The new athletic field at T.C.Williams will not have lights due to infringement upon nearby neighborhoods. But, as Merck stated in her testimony, "I grew up in a town with Saturday afternoon football, and it was always a special and fun day. Our three children attended T.C. Williams High School and never felt the least deprived when they spent beautiful autumn afternoons with their friends at the high School stadium ...."

At its April 13, 2004, meeting, one year and seven days prior to Thursday night's meeting, "Council authorized staff to conduct a Feasibility Study of an All-City Sports Facility to validate the finding of the original report," according to Hartman's memo.

That was buttressed by Thursday's meeting announcement from the city public information office which stated, "The public meeting will seek public input on programming and construction of a sports facility at Hensley Park ...." As Eisenhower stated in his opening remarks, the city seems "bound and determined to build two high school style sports stadiums ...."

As for the $16 million cost, Hartman has recommended a "phased approach" thereby enabling the city "to budget the project over several years." Of the estimated total, the city is calculating a total input of only $5 million in public funds. The remaining $11 million is dependent upon a fundraising effort geared to the private sector.

However, the $16 million does not include the roller rink/multi use building, according to the Feasibility Study. That would add an addition $3.6 million or a grand total approaching $20 million.

Hartman has anticipated fiscal year 2006 "to be a fundraising year, so that a significant amount of private funds could be pledged or in hand before construction would begin in FY 2007. Additional features of the ... facility would be funded in later years through additional city or private sources, to be determined," he wrote in his memo.

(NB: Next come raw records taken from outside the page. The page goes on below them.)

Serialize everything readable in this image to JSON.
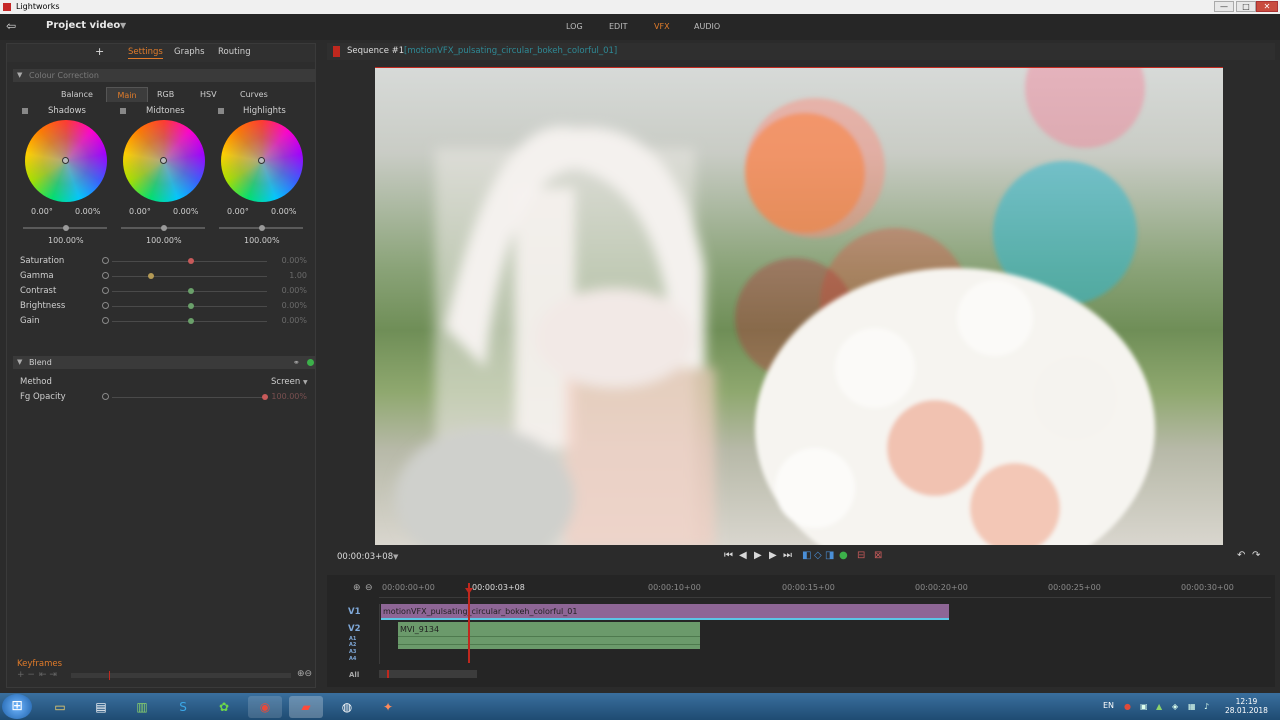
{
  "app": {
    "title": "Lightworks"
  },
  "window_buttons": [
    "—",
    "□",
    "✕"
  ],
  "topbar": {
    "project_name": "Project video",
    "modes": [
      "LOG",
      "EDIT",
      "VFX",
      "AUDIO"
    ]
  },
  "panel": {
    "add": "+",
    "tabs": [
      "Settings",
      "Graphs",
      "Routing"
    ],
    "colour_correction": {
      "title": "Colour Correction",
      "sub_tabs": [
        "Balance",
        "Main",
        "RGB",
        "HSV",
        "Curves"
      ],
      "wheels": [
        {
          "label": "Shadows",
          "val1": "0.00°",
          "val2": "0.00%",
          "level": "100.00%"
        },
        {
          "label": "Midtones",
          "val1": "0.00°",
          "val2": "0.00%",
          "level": "100.00%"
        },
        {
          "label": "Highlights",
          "val1": "0.00°",
          "val2": "0.00%",
          "level": "100.00%"
        }
      ],
      "params": [
        {
          "label": "Saturation",
          "value": "0.00%"
        },
        {
          "label": "Gamma",
          "value": "1.00"
        },
        {
          "label": "Contrast",
          "value": "0.00%"
        },
        {
          "label": "Brightness",
          "value": "0.00%"
        },
        {
          "label": "Gain",
          "value": "0.00%"
        }
      ]
    },
    "blend": {
      "title": "Blend",
      "method_label": "Method",
      "method_value": "Screen",
      "opacity_label": "Fg Opacity",
      "opacity_value": "100.00%"
    },
    "keyframes": "Keyframes"
  },
  "viewer": {
    "sequence": "Sequence #1",
    "clip": "[motionVFX_pulsating_circular_bokeh_colorful_01]",
    "timecode": "00:00:03+08"
  },
  "timeline": {
    "ticks": [
      "00:00:00+00",
      "00:00:10+00",
      "00:00:15+00",
      "00:00:20+00",
      "00:00:25+00",
      "00:00:30+00"
    ],
    "playhead_tc": "00:00:03+08",
    "tracks": [
      "V1",
      "V2",
      "A1",
      "A2",
      "A3",
      "A4",
      "All"
    ],
    "clip_v1": "motionVFX_pulsating_circular_bokeh_colorful_01",
    "clip_v2": "MVI_9134"
  },
  "taskbar": {
    "lang": "EN",
    "time": "12:19",
    "date": "28.01.2018"
  }
}
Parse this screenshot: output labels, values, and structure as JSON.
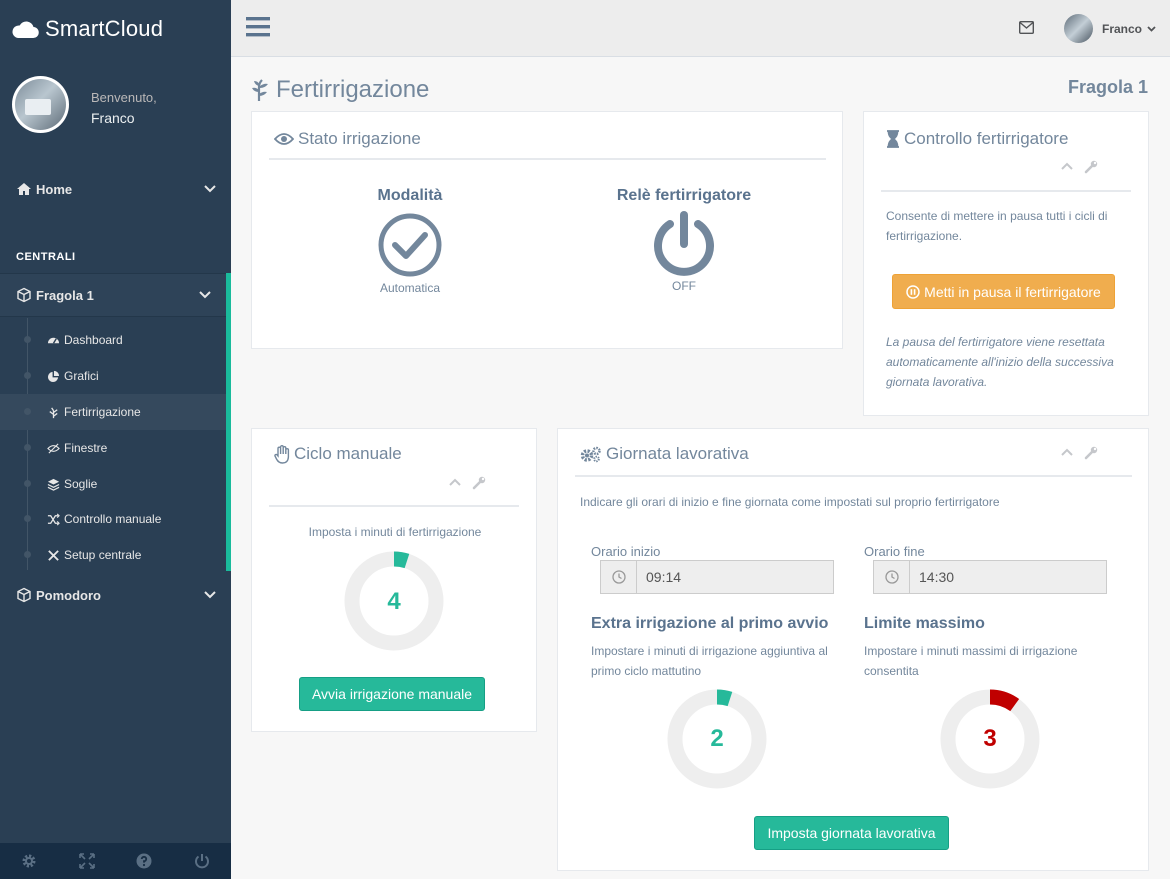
{
  "brand": {
    "name": "SmartCloud"
  },
  "profile": {
    "welcome": "Benvenuto,",
    "name": "Franco"
  },
  "sidebar": {
    "home": "Home",
    "section": "CENTRALI",
    "group1": "Fragola 1",
    "items": [
      "Dashboard",
      "Grafici",
      "Fertirrigazione",
      "Finestre",
      "Soglie",
      "Controllo manuale",
      "Setup centrale"
    ],
    "group2": "Pomodoro"
  },
  "topnav": {
    "user": "Franco"
  },
  "page": {
    "title": "Fertirrigazione",
    "station": "Fragola 1"
  },
  "stato": {
    "title": "Stato irrigazione",
    "mode_label": "Modalità",
    "mode_value": "Automatica",
    "relay_label": "Relè fertirrigatore",
    "relay_value": "OFF"
  },
  "controllo": {
    "title": "Controllo fertirrigatore",
    "desc": "Consente di mettere in pausa tutti i cicli di fertirrigazione.",
    "button": "Metti in pausa il fertirrigatore",
    "note": "La pausa del fertirrigatore viene resettata automaticamente all'inizio della successiva giornata lavorativa."
  },
  "ciclo": {
    "title": "Ciclo manuale",
    "desc": "Imposta i minuti di fertirrigazione",
    "value": "4",
    "fraction": 0.05,
    "button": "Avvia irrigazione manuale"
  },
  "giornata": {
    "title": "Giornata lavorativa",
    "desc": "Indicare gli orari di inizio e fine giornata come impostati sul proprio fertirrigatore",
    "start_label": "Orario inizio",
    "start_value": "09:14",
    "end_label": "Orario fine",
    "end_value": "14:30",
    "extra_title": "Extra irrigazione al primo avvio",
    "extra_desc": "Impostare i minuti di irrigazione aggiuntiva al primo ciclo mattutino",
    "extra_value": "2",
    "extra_fraction": 0.05,
    "limit_title": "Limite massimo",
    "limit_desc": "Impostare i minuti massimi di irrigazione consentita",
    "limit_value": "3",
    "limit_fraction": 0.1,
    "button": "Imposta giornata lavorativa"
  },
  "colors": {
    "accent": "#1abb9c",
    "sidebar": "#2a3f54",
    "warning": "#f0ad4e",
    "danger": "#c00000"
  }
}
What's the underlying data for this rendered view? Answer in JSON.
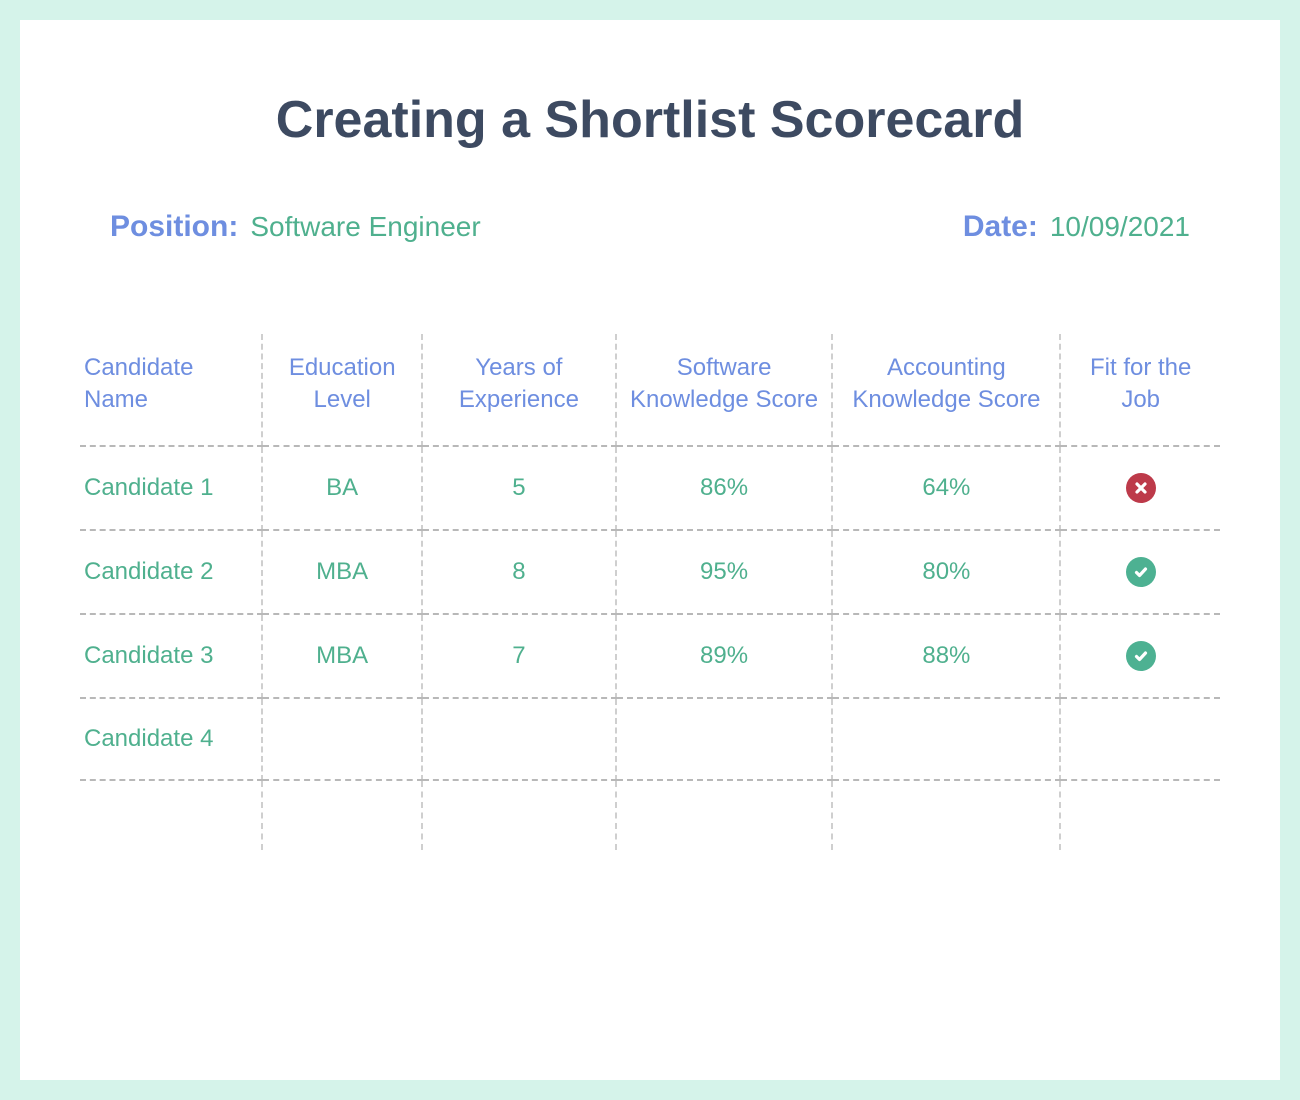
{
  "title": "Creating a Shortlist Scorecard",
  "meta": {
    "position_label": "Position:",
    "position_value": "Software Engineer",
    "date_label": "Date:",
    "date_value": "10/09/2021"
  },
  "table": {
    "headers": {
      "name": "Candidate Name",
      "education": "Education Level",
      "experience": "Years of Experience",
      "software": "Software Knowledge Score",
      "accounting": "Accounting Knowledge Score",
      "fit": "Fit for the Job"
    },
    "rows": [
      {
        "name": "Candidate 1",
        "education": "BA",
        "experience": "5",
        "software": "86%",
        "accounting": "64%",
        "fit": "cross"
      },
      {
        "name": "Candidate 2",
        "education": "MBA",
        "experience": "8",
        "software": "95%",
        "accounting": "80%",
        "fit": "check"
      },
      {
        "name": "Candidate 3",
        "education": "MBA",
        "experience": "7",
        "software": "89%",
        "accounting": "88%",
        "fit": "check"
      },
      {
        "name": "Candidate 4",
        "education": "",
        "experience": "",
        "software": "",
        "accounting": "",
        "fit": ""
      }
    ]
  }
}
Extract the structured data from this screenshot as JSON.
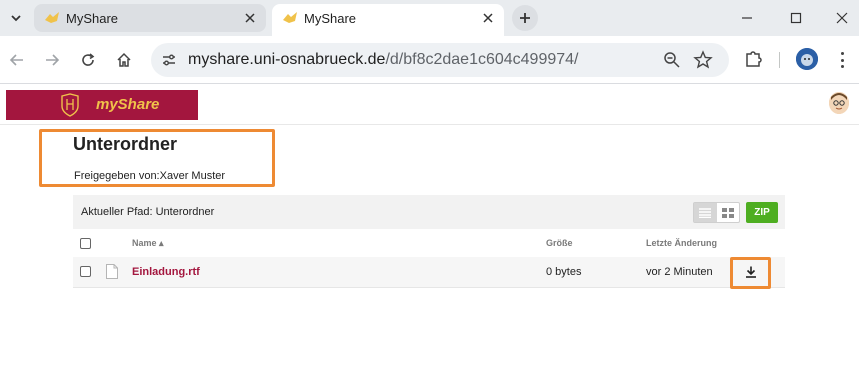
{
  "browser": {
    "tabs": [
      {
        "title": "MyShare",
        "active": false
      },
      {
        "title": "MyShare",
        "active": true
      }
    ],
    "address": {
      "host": "myshare.uni-osnabrueck.de",
      "path": "/d/bf8c2dae1c604c499974/"
    }
  },
  "app": {
    "logo_text": "myShare",
    "brand_color": "#a3163e",
    "accent_color": "#f0c24a"
  },
  "folder": {
    "title": "Unterordner",
    "shared_by": "Freigegeben von:Xaver Muster",
    "current_path": "Aktueller Pfad: Unterordner",
    "zip_label": "ZIP"
  },
  "table": {
    "headers": {
      "name": "Name ▴",
      "size": "Größe",
      "modified": "Letzte Änderung"
    },
    "rows": [
      {
        "name": "Einladung.rtf",
        "size": "0 bytes",
        "modified": "vor 2 Minuten"
      }
    ]
  },
  "highlight_color": "#ee8a33"
}
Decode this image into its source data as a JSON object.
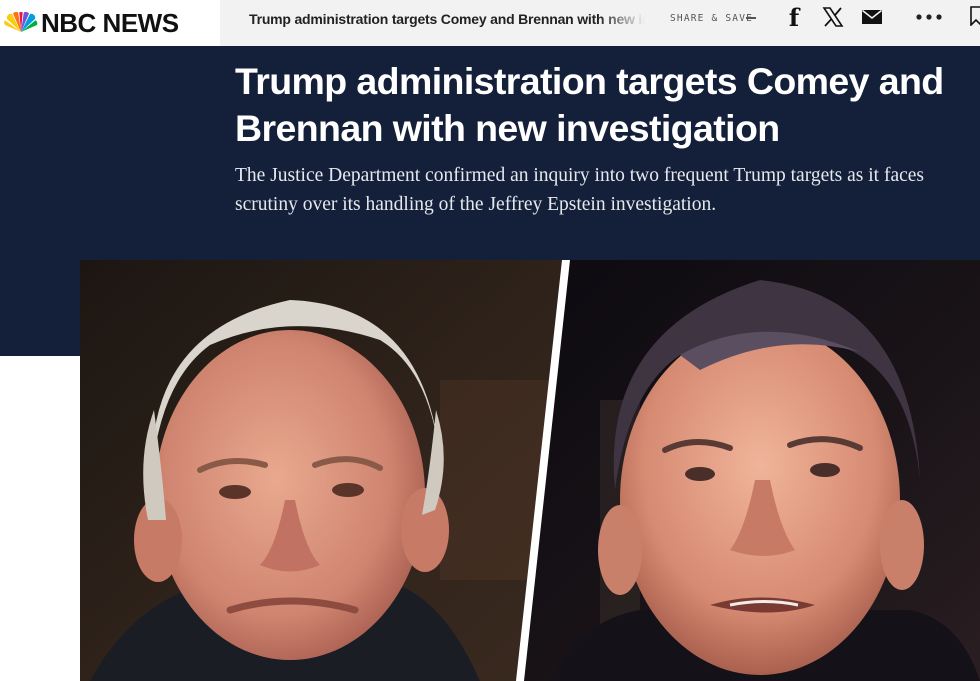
{
  "brand": {
    "name": "NBC NEWS",
    "logo_icon": "peacock-icon",
    "peacock_colors": [
      "#fccc12",
      "#ef1541",
      "#ff7112",
      "#6e55dc",
      "#069de0",
      "#05ac3f"
    ]
  },
  "topbar": {
    "headline": "Trump administration targets Comey and Brennan with new investigation",
    "share_label": "SHARE & SAVE",
    "icons": [
      "facebook-icon",
      "x-icon",
      "mail-icon",
      "more-icon",
      "bookmark-icon"
    ]
  },
  "article": {
    "headline": "Trump administration targets Comey and Brennan with new investigation",
    "dek": "The Justice Department confirmed an inquiry into two frequent Trump targets as it faces scrutiny over its handling of the Jeffrey Epstein investigation."
  },
  "colors": {
    "hero_background": "#14203a",
    "topbar_background": "#f2f2f2"
  }
}
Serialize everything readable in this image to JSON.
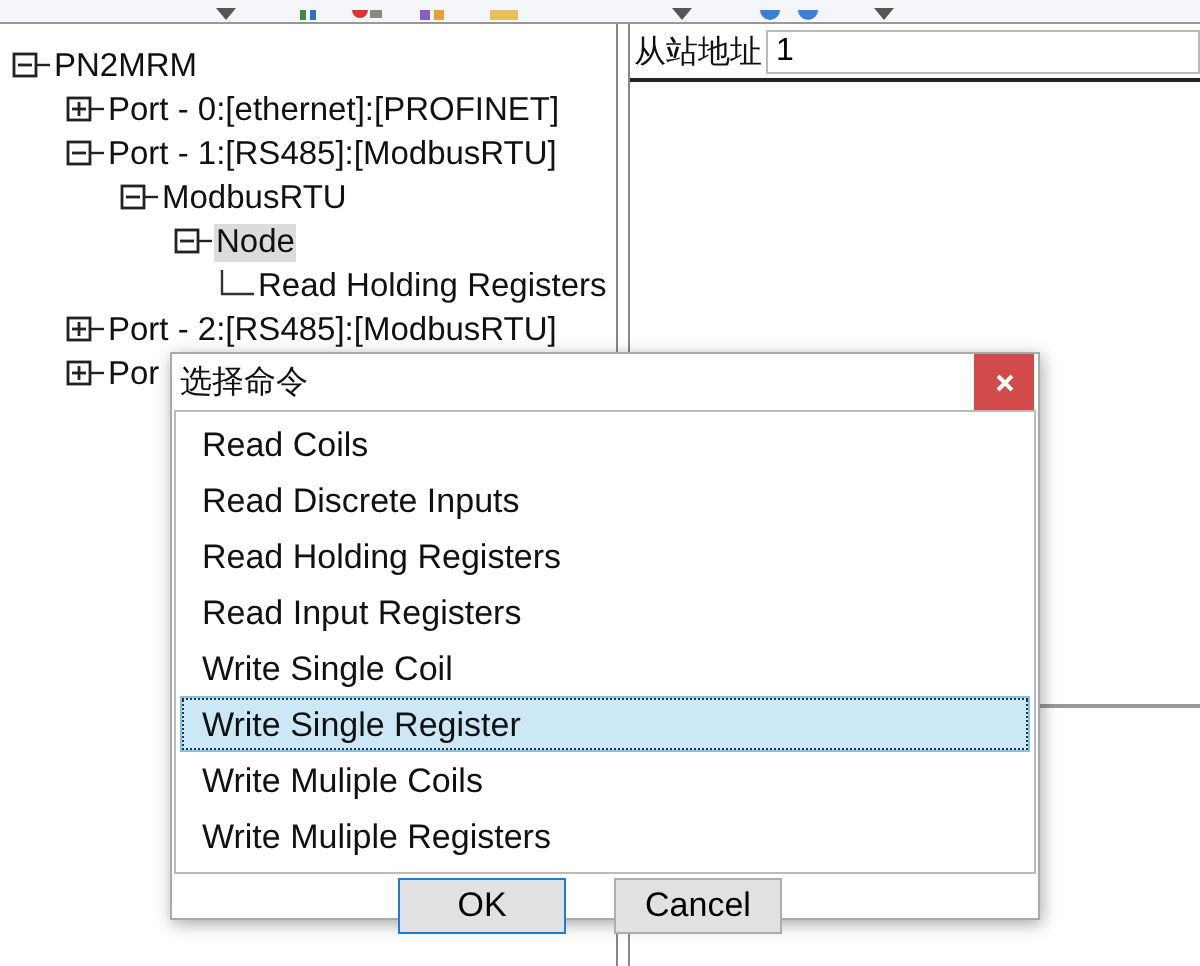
{
  "tree": [
    {
      "label": "PN2MRM",
      "expanded": true,
      "selected": false,
      "children": [
        {
          "label": "Port - 0:[ethernet]:[PROFINET]",
          "expanded": false,
          "selected": false
        },
        {
          "label": "Port - 1:[RS485]:[ModbusRTU]",
          "expanded": true,
          "selected": false,
          "children": [
            {
              "label": "ModbusRTU",
              "expanded": true,
              "selected": false,
              "children": [
                {
                  "label": "Node",
                  "expanded": true,
                  "selected": true,
                  "children": [
                    {
                      "label": "Read Holding Registers",
                      "selected": false
                    }
                  ]
                }
              ]
            }
          ]
        },
        {
          "label": "Port - 2:[RS485]:[ModbusRTU]",
          "expanded": false,
          "selected": false
        },
        {
          "label": "Por",
          "expanded": false,
          "selected": false
        }
      ]
    }
  ],
  "detail": {
    "label": "从站地址",
    "value": "1"
  },
  "dialog": {
    "title": "选择命令",
    "items": [
      {
        "label": "Read Coils",
        "selected": false
      },
      {
        "label": "Read Discrete Inputs",
        "selected": false
      },
      {
        "label": "Read Holding Registers",
        "selected": false
      },
      {
        "label": "Read Input Registers",
        "selected": false
      },
      {
        "label": "Write Single Coil",
        "selected": false
      },
      {
        "label": "Write Single Register",
        "selected": true
      },
      {
        "label": "Write Muliple Coils",
        "selected": false
      },
      {
        "label": "Write Muliple Registers",
        "selected": false
      }
    ],
    "buttons": [
      {
        "label": "OK",
        "focused": true
      },
      {
        "label": "Cancel",
        "focused": false
      }
    ]
  }
}
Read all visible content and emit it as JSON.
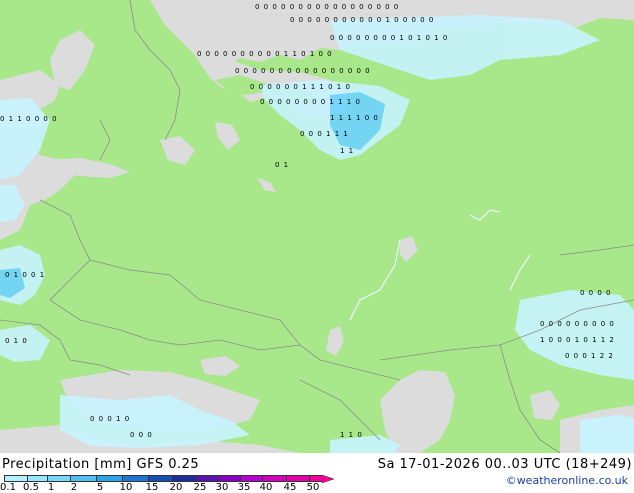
{
  "title": "Precipitation [mm]  GFS 0.25",
  "validity": "Sa 17-01-2026 00..03 UTC (18+249)",
  "credit": "©weatheronline.co.uk",
  "colors": {
    "land": "#a9e88a",
    "sea": "#dcdcdc",
    "precip_light": "#c8f4ff",
    "precip_mid": "#6fd4ff",
    "border": "#8c8c8c"
  },
  "legend": {
    "labels": [
      "0.1",
      "0.5",
      "1",
      "2",
      "5",
      "10",
      "15",
      "20",
      "25",
      "30",
      "35",
      "40",
      "45",
      "50"
    ],
    "colors": [
      "#b4f0ff",
      "#96e6ff",
      "#78d6ff",
      "#50c0f4",
      "#2aa4ea",
      "#1e78d2",
      "#1450b4",
      "#1e2ca0",
      "#5a14b4",
      "#8a00c8",
      "#b400d2",
      "#d200be",
      "#e600aa",
      "#f4009a"
    ]
  },
  "grid_values": [
    {
      "row": 1,
      "text": "0  0   0  0  0      0  0  0  0  0  0  0  0  0  0  0  0"
    },
    {
      "row": 2,
      "text": "0  0  0  0  0  0  0  0  0  0  0  1  0  0  0  0  0"
    },
    {
      "row": 3,
      "text": "0  0  0  0  0  0  0  0  1  0  1  0  1  0"
    },
    {
      "row": 4,
      "text": "0   0  0  0  0  0  0  0  0  0  1  1  0  1  0  0"
    },
    {
      "row": 5,
      "text": "0  0  0  0  0  0  0  0  0  0  0  0  0  0  0  0"
    },
    {
      "row": 6,
      "text": "0  0  0  0  0  0  1  1  1  0  1  0"
    },
    {
      "row": 7,
      "text": "0  0  0  0  0  0  0  0  1  1  1  0"
    },
    {
      "row": 8,
      "text": "1  1  1  1  0  0"
    },
    {
      "row": 9,
      "text": "0  0  0  1  1  1"
    },
    {
      "row": 10,
      "text": "1  1"
    },
    {
      "row": 11,
      "text": "0  1"
    },
    {
      "row": 12,
      "text": "0  1  0  0  1"
    },
    {
      "row": 13,
      "text": "0  1  0"
    },
    {
      "row": 14,
      "text": "0  0  0  1  0"
    },
    {
      "row": 15,
      "text": "0  0  0"
    },
    {
      "row": 16,
      "text": "0  0  0  0  0  0  0  0  0"
    },
    {
      "row": 17,
      "text": "1  0  0  0  1  0  1  1  2"
    },
    {
      "row": 18,
      "text": "0  0  0  1  2  2"
    },
    {
      "row": 19,
      "text": "0  0  0  0"
    },
    {
      "row": 20,
      "text": "0  1  1  0  0  0  0"
    },
    {
      "row": 21,
      "text": "1  1  0"
    }
  ]
}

However, what happens if that private capital does not materialize, Merck asked. As she stated before the commission, "The city will commit $5 million in taxpayer money to the project in 2006-2007, commence the work, with no idea where the balance of funds will come from, a balance that will be at least $10 million. Suppose, just suppose, the 'private' funds to cover the balance do not materialize when needed," she said.

EISENHOWER SUGGESTED an approach he claimed would be beneficial to all factions. It would also give the city "the finest stadium and field in Northern Virginia" which could be marketed "to regional organizations, sell naming rights, develop partnerships with minor league professional teams" and not duplicate expenditures or facilities, he maintained. It included:

* "A first-class track and field facility and such other fields that will fit around T.C. Williams."

* "A first-class full size multi-purpose Field Turf playing field at Hensley Park."

* Redesign Hensley's public facilities.

* Solve Hensley's parking issues.

However, in the final analysis, Eisenhower conceded, "The political issue is whether we should be doing this at all." The commission is expected to discuss the consultant report and public comments at a May 19 meeting and make a recommendation to Council in late May or June, according to Janet Barnett, recreation department's deputy director.